> _Exercise instructions_
Precise copying is required. Return the data below in full.

> _Data supplied_
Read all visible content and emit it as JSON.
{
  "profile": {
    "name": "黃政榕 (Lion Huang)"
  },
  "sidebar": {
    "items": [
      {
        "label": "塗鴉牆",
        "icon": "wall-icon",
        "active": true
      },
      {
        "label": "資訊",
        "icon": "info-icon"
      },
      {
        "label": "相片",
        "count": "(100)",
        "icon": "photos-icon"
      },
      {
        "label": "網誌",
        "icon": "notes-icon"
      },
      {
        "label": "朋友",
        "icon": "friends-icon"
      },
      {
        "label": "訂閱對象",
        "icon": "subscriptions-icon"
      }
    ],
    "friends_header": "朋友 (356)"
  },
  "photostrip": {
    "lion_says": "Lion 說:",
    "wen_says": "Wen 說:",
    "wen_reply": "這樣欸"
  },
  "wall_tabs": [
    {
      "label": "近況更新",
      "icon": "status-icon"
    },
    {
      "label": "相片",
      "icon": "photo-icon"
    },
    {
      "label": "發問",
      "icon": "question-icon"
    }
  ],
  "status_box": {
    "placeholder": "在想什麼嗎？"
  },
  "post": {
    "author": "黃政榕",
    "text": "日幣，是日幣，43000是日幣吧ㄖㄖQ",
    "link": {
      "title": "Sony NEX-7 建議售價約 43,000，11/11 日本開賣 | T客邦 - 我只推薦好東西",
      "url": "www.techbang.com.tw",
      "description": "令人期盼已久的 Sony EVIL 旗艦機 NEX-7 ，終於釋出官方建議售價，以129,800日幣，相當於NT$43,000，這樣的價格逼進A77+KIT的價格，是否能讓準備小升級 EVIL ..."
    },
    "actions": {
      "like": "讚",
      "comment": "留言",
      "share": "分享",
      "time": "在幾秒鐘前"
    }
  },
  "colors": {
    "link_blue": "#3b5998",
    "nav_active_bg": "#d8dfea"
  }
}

> _Answer box_
Read all visible content and emit it as JSON.
{
  "profile": {
    "name": "黃政榕 (Lion Huang)"
  },
  "sidebar": {
    "items": [
      {
        "label": "塗鴉牆",
        "icon": "wall-icon",
        "active": true
      },
      {
        "label": "資訊",
        "icon": "info-icon"
      },
      {
        "label": "相片",
        "count": "(100)",
        "icon": "photos-icon"
      },
      {
        "label": "網誌",
        "icon": "notes-icon"
      },
      {
        "label": "朋友",
        "icon": "friends-icon"
      },
      {
        "label": "訂閱對象",
        "icon": "subscriptions-icon"
      }
    ],
    "friends_header": "朋友 (356)"
  },
  "photostrip": {
    "lion_says": "Lion 說:",
    "wen_says": "Wen 說:",
    "wen_reply": "這樣欸"
  },
  "wall_tabs": [
    {
      "label": "近況更新",
      "icon": "status-icon"
    },
    {
      "label": "相片",
      "icon": "photo-icon"
    },
    {
      "label": "發問",
      "icon": "question-icon"
    }
  ],
  "status_box": {
    "placeholder": "在想什麼嗎？"
  },
  "post": {
    "author": "黃政榕",
    "text": "日幣，是日幣，43000是日幣吧ㄖㄖQ",
    "link": {
      "title": "Sony NEX-7 建議售價約 43,000，11/11 日本開賣 | T客邦 - 我只推薦好東西",
      "url": "www.techbang.com.tw",
      "description": "令人期盼已久的 Sony EVIL 旗艦機 NEX-7 ，終於釋出官方建議售價，以129,800日幣，相當於NT$43,000，這樣的價格逼進A77+KIT的價格，是否能讓準備小升級 EVIL ..."
    },
    "actions": {
      "like": "讚",
      "comment": "留言",
      "share": "分享",
      "time": "在幾秒鐘前"
    }
  },
  "colors": {
    "link_blue": "#3b5998",
    "nav_active_bg": "#d8dfea"
  }
}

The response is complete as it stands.